EXERCISE REQUIREMENTS
Character for character, reproduce every entry below.

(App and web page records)

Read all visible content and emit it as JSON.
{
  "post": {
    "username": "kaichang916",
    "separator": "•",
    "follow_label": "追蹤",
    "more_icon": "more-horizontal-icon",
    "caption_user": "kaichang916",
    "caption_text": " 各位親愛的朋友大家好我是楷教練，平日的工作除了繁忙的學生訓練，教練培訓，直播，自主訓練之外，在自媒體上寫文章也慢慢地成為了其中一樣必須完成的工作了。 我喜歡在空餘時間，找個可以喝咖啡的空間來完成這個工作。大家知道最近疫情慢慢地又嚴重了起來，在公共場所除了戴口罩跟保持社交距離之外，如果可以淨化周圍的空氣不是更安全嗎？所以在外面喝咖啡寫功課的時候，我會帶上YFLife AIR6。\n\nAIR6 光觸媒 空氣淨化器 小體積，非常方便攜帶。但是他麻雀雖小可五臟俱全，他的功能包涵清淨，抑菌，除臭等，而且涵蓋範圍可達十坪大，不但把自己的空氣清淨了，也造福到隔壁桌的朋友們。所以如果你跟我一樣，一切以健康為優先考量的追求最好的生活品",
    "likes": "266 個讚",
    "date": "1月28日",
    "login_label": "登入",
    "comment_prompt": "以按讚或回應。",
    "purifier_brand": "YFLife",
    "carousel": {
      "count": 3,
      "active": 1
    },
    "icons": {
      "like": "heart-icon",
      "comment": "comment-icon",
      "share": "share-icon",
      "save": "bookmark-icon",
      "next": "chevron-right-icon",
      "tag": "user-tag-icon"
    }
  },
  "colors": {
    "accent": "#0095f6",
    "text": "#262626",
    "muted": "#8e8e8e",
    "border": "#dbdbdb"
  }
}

WRITTEN SOLUTION
Read all visible content and emit it as JSON.
{
  "post": {
    "username": "kaichang916",
    "separator": "•",
    "follow_label": "追蹤",
    "more_icon": "more-horizontal-icon",
    "caption_user": "kaichang916",
    "caption_text": " 各位親愛的朋友大家好我是楷教練，平日的工作除了繁忙的學生訓練，教練培訓，直播，自主訓練之外，在自媒體上寫文章也慢慢地成為了其中一樣必須完成的工作了。 我喜歡在空餘時間，找個可以喝咖啡的空間來完成這個工作。大家知道最近疫情慢慢地又嚴重了起來，在公共場所除了戴口罩跟保持社交距離之外，如果可以淨化周圍的空氣不是更安全嗎？所以在外面喝咖啡寫功課的時候，我會帶上YFLife AIR6。\n\nAIR6 光觸媒 空氣淨化器 小體積，非常方便攜帶。但是他麻雀雖小可五臟俱全，他的功能包涵清淨，抑菌，除臭等，而且涵蓋範圍可達十坪大，不但把自己的空氣清淨了，也造福到隔壁桌的朋友們。所以如果你跟我一樣，一切以健康為優先考量的追求最好的生活品",
    "likes": "266 個讚",
    "date": "1月28日",
    "login_label": "登入",
    "comment_prompt": "以按讚或回應。",
    "purifier_brand": "YFLife",
    "carousel": {
      "count": 3,
      "active": 1
    },
    "icons": {
      "like": "heart-icon",
      "comment": "comment-icon",
      "share": "share-icon",
      "save": "bookmark-icon",
      "next": "chevron-right-icon",
      "tag": "user-tag-icon"
    }
  },
  "colors": {
    "accent": "#0095f6",
    "text": "#262626",
    "muted": "#8e8e8e",
    "border": "#dbdbdb"
  }
}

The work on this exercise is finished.